  14. McBride, Michael, 2001. "Relative-income effects on subjective well-being in the cross-section," Journal of Economic Behavior & Organization, Elsevier, vol. 45(3), pages 251-278, July.
  15. Christopher D Carroll & Jody Overland & David N Weil, 1997. "Comparison Utility in a Growth Model," Economics Working Paper Archive 387, The Johns Hopkins University,Department of Economics.
  16. Carlsson, Fredrik & Johansson-Stenman, Olof & Martinsson, Peter, 2003. "Do You Enjoy Having More Than Others? Survey Evidence of Positional Goods," Working Papers in Economics 100, University of Gothenburg, Department of Economics.
  17. Luttmer, Erzo F. P., 2004. "Neighbors as Negatives: Relative Earnings and Well-Being," Working Paper Series rwp04-029, Harvard University, John F. Kennedy School of Government.
  18. Ferrer-i-Carbonell, Ada, 2005. "Income and well-being: an empirical analysis of the comparison income effect," Journal of Public Economics, Elsevier, vol. 89(5-6), pages 997-1019, June.
  19. Calvo, Guillermo A & Obstfeld, Maurice, 1988. "Optimal Time-Consistent Fiscal Policy with Finite Lifetimes," Econometrica, Econometric Society, vol. 56(2), pages 411-32, March.
Full references (including those not matched with items on IDEAS)

Citations

Citations are extracted by the CitEc Project, subscribe to its RSS feed for this item.
as in new window

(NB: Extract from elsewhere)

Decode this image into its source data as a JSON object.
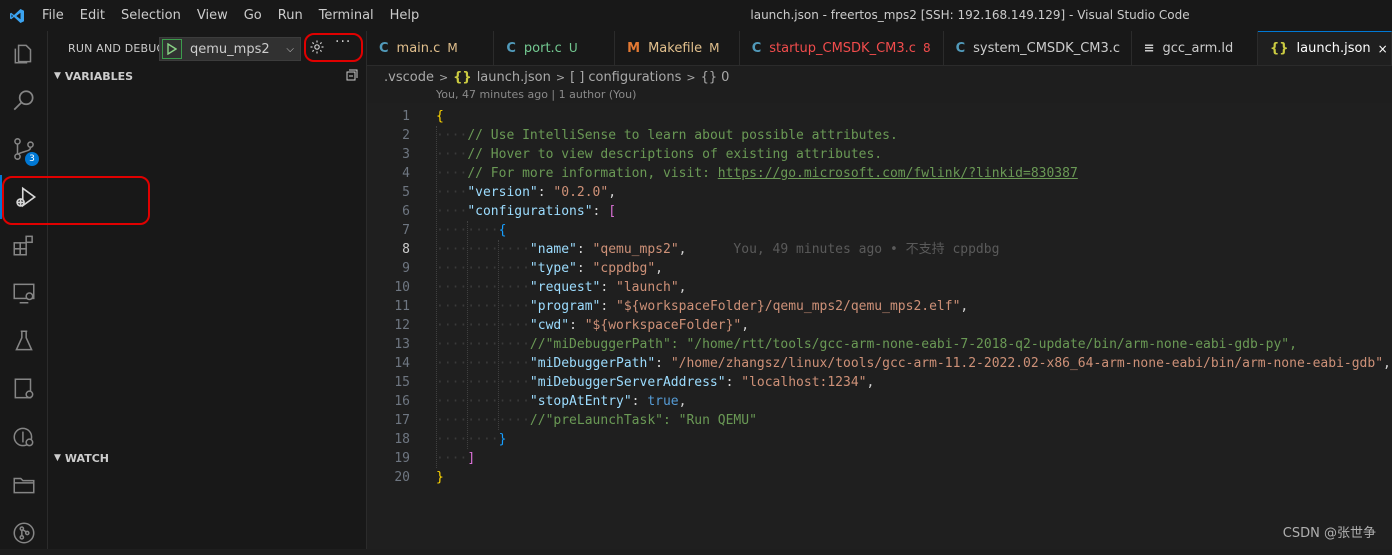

Cited by:
  1. Johansson-Stenman, Olof & Sterner, Thomas, 2011. "Discounting and Relative Consumption," Discussion Papers dp-11-38, Resources For the Future.
  2. Lloyd-Braga, Teresa & Modesto, Leonor, 2012. "Can Taxes Stabilize the Economy in the Presence of Consumption Externalities?," IZA Discussion Papers 6876, Institute for the Study of Labor (IZA).
  3. Aronsson, Thomas & Johansson-Stenman, Olof, 2013. "Publicly Provided Private Goods and Optimal Taxation when Consumers Have Positional Preferences," Working Papers in Economics 558, University of Gothenburg, Department of Economics.
  4. Paul Eckerstorfer, 2011. "Relative Consumption Concerns and the Optimal Tax Mix," Economics working papers 2011-14, Department of Economics, Johannes Kepler University Linz, Austria.
  5. Aronsson, Thomas & Johansson-Stenman, olof, 2013. "State-Variable Public Goods and Social Comparisons over Time," Working Papers in Economics 555, University of Gothenburg, Department of Economics.

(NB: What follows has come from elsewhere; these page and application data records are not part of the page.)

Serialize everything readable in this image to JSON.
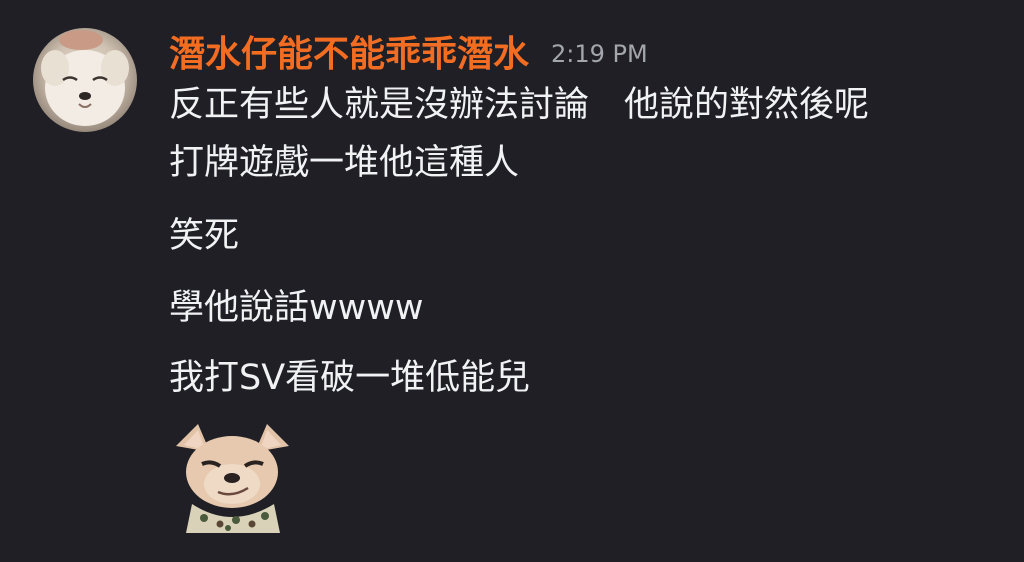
{
  "message": {
    "author": "潛水仔能不能乖乖潛水",
    "timestamp": "2:19 PM",
    "author_color": "#f26d21",
    "lines": [
      "反正有些人就是沒辦法討論　他說的對然後呢",
      "打牌遊戲一堆他這種人",
      "笑死",
      "學他說話wwww",
      "我打SV看破一堆低能兒"
    ]
  },
  "avatar_icon": "dog-avatar",
  "sticker_icon": "smirking-chihuahua-sticker"
}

Lists

This item is not listed on Wikipedia, on a reading list or among the top items on IDEAS.

Statistics

Access and download statistics

Corrections

When requesting a correction, please mention this item's handle: RePEc:cup:macdyn:v:14:y:2010:i:s2:p:176-199_00. See general information about how to correct material in RePEc.

For technical questions regarding this item, or to correct its authors, title, abstract, bibliographic or download information, contact: (Keith Waters).

If you have authored this item and are not yet registered with RePEc, we encourage you to do it here. This allows to link your profile to this item. It also allows you to accept potential citations to this item that we are uncertain about.

If references are entirely missing, you can add them using this form.

If the full references list an item that is present in RePEc, but the system did not link to it, you can help with this form.

If you know of missing items citing this one, you can help us creating those links by adding the relevant references in the same way as above, for each refering item. If you are a registered author of this item, you may also want to check the "citations" tab in your profile, as there may be some citations waiting for confirmation.

Please note that corrections may take a couple of weeks to filter through the various RePEc services.